[Problem to solve] When copying the data, keep every line exactly the same.

#### Exercise inputs

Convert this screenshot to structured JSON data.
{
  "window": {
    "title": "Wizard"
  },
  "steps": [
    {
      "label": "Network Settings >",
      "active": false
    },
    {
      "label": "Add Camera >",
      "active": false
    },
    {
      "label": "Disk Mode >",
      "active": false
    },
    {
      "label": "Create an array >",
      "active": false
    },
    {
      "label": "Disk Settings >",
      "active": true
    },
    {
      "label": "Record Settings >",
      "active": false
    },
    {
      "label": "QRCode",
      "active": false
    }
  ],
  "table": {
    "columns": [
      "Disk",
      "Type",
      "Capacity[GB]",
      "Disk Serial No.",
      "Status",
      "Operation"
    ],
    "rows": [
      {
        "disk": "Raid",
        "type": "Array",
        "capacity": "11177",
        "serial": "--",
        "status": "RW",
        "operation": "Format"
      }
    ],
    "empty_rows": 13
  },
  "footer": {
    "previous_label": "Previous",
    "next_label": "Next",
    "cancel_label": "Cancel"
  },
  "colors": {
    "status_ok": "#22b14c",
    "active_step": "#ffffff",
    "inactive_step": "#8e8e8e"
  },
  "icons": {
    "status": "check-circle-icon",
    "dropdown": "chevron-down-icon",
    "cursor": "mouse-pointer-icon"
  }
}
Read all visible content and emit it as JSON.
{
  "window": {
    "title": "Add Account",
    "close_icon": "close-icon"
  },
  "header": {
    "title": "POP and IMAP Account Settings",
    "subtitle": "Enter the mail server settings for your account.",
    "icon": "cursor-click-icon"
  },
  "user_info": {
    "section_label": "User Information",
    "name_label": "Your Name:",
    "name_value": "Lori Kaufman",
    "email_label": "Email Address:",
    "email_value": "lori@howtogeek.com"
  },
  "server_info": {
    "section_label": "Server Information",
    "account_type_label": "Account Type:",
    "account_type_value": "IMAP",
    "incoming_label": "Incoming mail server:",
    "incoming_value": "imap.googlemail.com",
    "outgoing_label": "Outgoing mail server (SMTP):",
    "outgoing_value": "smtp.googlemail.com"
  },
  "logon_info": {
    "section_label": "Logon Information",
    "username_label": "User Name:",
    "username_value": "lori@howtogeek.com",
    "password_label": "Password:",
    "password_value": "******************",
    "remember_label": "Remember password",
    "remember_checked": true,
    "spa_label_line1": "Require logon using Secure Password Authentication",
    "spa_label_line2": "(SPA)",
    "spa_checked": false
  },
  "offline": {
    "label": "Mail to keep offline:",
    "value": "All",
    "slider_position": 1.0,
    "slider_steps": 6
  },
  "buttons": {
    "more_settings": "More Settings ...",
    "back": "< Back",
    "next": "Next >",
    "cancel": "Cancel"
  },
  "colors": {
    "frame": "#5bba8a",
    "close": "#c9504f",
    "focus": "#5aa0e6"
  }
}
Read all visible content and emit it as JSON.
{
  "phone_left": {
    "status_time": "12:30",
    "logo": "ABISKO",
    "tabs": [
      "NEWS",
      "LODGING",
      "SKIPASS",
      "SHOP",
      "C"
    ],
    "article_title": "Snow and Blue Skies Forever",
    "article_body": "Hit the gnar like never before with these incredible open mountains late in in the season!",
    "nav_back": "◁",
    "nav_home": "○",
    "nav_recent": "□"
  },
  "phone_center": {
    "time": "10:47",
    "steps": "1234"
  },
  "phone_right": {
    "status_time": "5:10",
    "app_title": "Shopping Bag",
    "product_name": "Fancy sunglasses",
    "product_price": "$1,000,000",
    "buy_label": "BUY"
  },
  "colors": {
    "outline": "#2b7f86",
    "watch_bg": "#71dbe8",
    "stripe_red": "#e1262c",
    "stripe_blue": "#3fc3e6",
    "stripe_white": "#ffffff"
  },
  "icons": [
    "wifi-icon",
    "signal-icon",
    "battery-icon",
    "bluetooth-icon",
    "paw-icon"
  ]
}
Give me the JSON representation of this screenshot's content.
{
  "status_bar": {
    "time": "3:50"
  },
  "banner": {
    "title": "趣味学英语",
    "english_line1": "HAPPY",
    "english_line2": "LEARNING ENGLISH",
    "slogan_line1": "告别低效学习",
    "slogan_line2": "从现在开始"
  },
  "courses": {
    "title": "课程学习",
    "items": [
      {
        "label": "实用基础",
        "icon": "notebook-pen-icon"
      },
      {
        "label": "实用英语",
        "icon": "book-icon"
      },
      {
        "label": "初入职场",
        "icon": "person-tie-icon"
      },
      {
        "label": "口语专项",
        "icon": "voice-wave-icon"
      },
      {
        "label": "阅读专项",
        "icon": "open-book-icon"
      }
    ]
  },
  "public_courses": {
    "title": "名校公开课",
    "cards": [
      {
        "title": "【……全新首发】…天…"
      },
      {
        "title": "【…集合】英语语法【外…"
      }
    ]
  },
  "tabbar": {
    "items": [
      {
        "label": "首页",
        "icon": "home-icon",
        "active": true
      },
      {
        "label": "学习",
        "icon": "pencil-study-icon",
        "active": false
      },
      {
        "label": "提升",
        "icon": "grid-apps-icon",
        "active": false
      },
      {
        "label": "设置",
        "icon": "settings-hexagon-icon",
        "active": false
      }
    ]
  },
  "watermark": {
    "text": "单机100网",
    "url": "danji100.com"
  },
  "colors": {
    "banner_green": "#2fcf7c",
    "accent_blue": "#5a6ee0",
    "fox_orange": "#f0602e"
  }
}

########

[Written answer]
Convert this screenshot to structured JSON data.
{
  "window": {
    "title": "Wizard"
  },
  "steps": [
    {
      "label": "Network Settings >",
      "active": false
    },
    {
      "label": "Add Camera >",
      "active": false
    },
    {
      "label": "Disk Mode >",
      "active": false
    },
    {
      "label": "Create an array >",
      "active": false
    },
    {
      "label": "Disk Settings >",
      "active": true
    },
    {
      "label": "Record Settings >",
      "active": false
    },
    {
      "label": "QRCode",
      "active": false
    }
  ],
  "table": {
    "columns": [
      "Disk",
      "Type",
      "Capacity[GB]",
      "Disk Serial No.",
      "Status",
      "Operation"
    ],
    "rows": [
      {
        "disk": "Raid",
        "type": "Array",
        "capacity": "11177",
        "serial": "--",
        "status": "RW",
        "operation": "Format"
      }
    ],
    "empty_rows": 13
  },
  "footer": {
    "previous_label": "Previous",
    "next_label": "Next",
    "cancel_label": "Cancel"
  },
  "colors": {
    "status_ok": "#22b14c",
    "active_step": "#ffffff",
    "inactive_step": "#8e8e8e"
  },
  "icons": {
    "status": "check-circle-icon",
    "dropdown": "chevron-down-icon",
    "cursor": "mouse-pointer-icon"
  }
}
Read all visible content and emit it as JSON.
{
  "window": {
    "title": "Add Account",
    "close_icon": "close-icon"
  },
  "header": {
    "title": "POP and IMAP Account Settings",
    "subtitle": "Enter the mail server settings for your account.",
    "icon": "cursor-click-icon"
  },
  "user_info": {
    "section_label": "User Information",
    "name_label": "Your Name:",
    "name_value": "Lori Kaufman",
    "email_label": "Email Address:",
    "email_value": "lori@howtogeek.com"
  },
  "server_info": {
    "section_label": "Server Information",
    "account_type_label": "Account Type:",
    "account_type_value": "IMAP",
    "incoming_label": "Incoming mail server:",
    "incoming_value": "imap.googlemail.com",
    "outgoing_label": "Outgoing mail server (SMTP):",
    "outgoing_value": "smtp.googlemail.com"
  },
  "logon_info": {
    "section_label": "Logon Information",
    "username_label": "User Name:",
    "username_value": "lori@howtogeek.com",
    "password_label": "Password:",
    "password_value": "******************",
    "remember_label": "Remember password",
    "remember_checked": true,
    "spa_label_line1": "Require logon using Secure Password Authentication",
    "spa_label_line2": "(SPA)",
    "spa_checked": false
  },
  "offline": {
    "label": "Mail to keep offline:",
    "value": "All",
    "slider_position": 1.0,
    "slider_steps": 6
  },
  "buttons": {
    "more_settings": "More Settings ...",
    "back": "< Back",
    "next": "Next >",
    "cancel": "Cancel"
  },
  "colors": {
    "frame": "#5bba8a",
    "close": "#c9504f",
    "focus": "#5aa0e6"
  }
}
Read all visible content and emit it as JSON.
{
  "phone_left": {
    "status_time": "12:30",
    "logo": "ABISKO",
    "tabs": [
      "NEWS",
      "LODGING",
      "SKIPASS",
      "SHOP",
      "C"
    ],
    "article_title": "Snow and Blue Skies Forever",
    "article_body": "Hit the gnar like never before with these incredible open mountains late in in the season!",
    "nav_back": "◁",
    "nav_home": "○",
    "nav_recent": "□"
  },
  "phone_center": {
    "time": "10:47",
    "steps": "1234"
  },
  "phone_right": {
    "status_time": "5:10",
    "app_title": "Shopping Bag",
    "product_name": "Fancy sunglasses",
    "product_price": "$1,000,000",
    "buy_label": "BUY"
  },
  "colors": {
    "outline": "#2b7f86",
    "watch_bg": "#71dbe8",
    "stripe_red": "#e1262c",
    "stripe_blue": "#3fc3e6",
    "stripe_white": "#ffffff"
  },
  "icons": [
    "wifi-icon",
    "signal-icon",
    "battery-icon",
    "bluetooth-icon",
    "paw-icon"
  ]
}
Give me the JSON representation of this screenshot's content.
{
  "status_bar": {
    "time": "3:50"
  },
  "banner": {
    "title": "趣味学英语",
    "english_line1": "HAPPY",
    "english_line2": "LEARNING ENGLISH",
    "slogan_line1": "告别低效学习",
    "slogan_line2": "从现在开始"
  },
  "courses": {
    "title": "课程学习",
    "items": [
      {
        "label": "实用基础",
        "icon": "notebook-pen-icon"
      },
      {
        "label": "实用英语",
        "icon": "book-icon"
      },
      {
        "label": "初入职场",
        "icon": "person-tie-icon"
      },
      {
        "label": "口语专项",
        "icon": "voice-wave-icon"
      },
      {
        "label": "阅读专项",
        "icon": "open-book-icon"
      }
    ]
  },
  "public_courses": {
    "title": "名校公开课",
    "cards": [
      {
        "title": "【……全新首发】…天…"
      },
      {
        "title": "【…集合】英语语法【外…"
      }
    ]
  },
  "tabbar": {
    "items": [
      {
        "label": "首页",
        "icon": "home-icon",
        "active": true
      },
      {
        "label": "学习",
        "icon": "pencil-study-icon",
        "active": false
      },
      {
        "label": "提升",
        "icon": "grid-apps-icon",
        "active": false
      },
      {
        "label": "设置",
        "icon": "settings-hexagon-icon",
        "active": false
      }
    ]
  },
  "watermark": {
    "text": "单机100网",
    "url": "danji100.com"
  },
  "colors": {
    "banner_green": "#2fcf7c",
    "accent_blue": "#5a6ee0",
    "fox_orange": "#f0602e"
  }
}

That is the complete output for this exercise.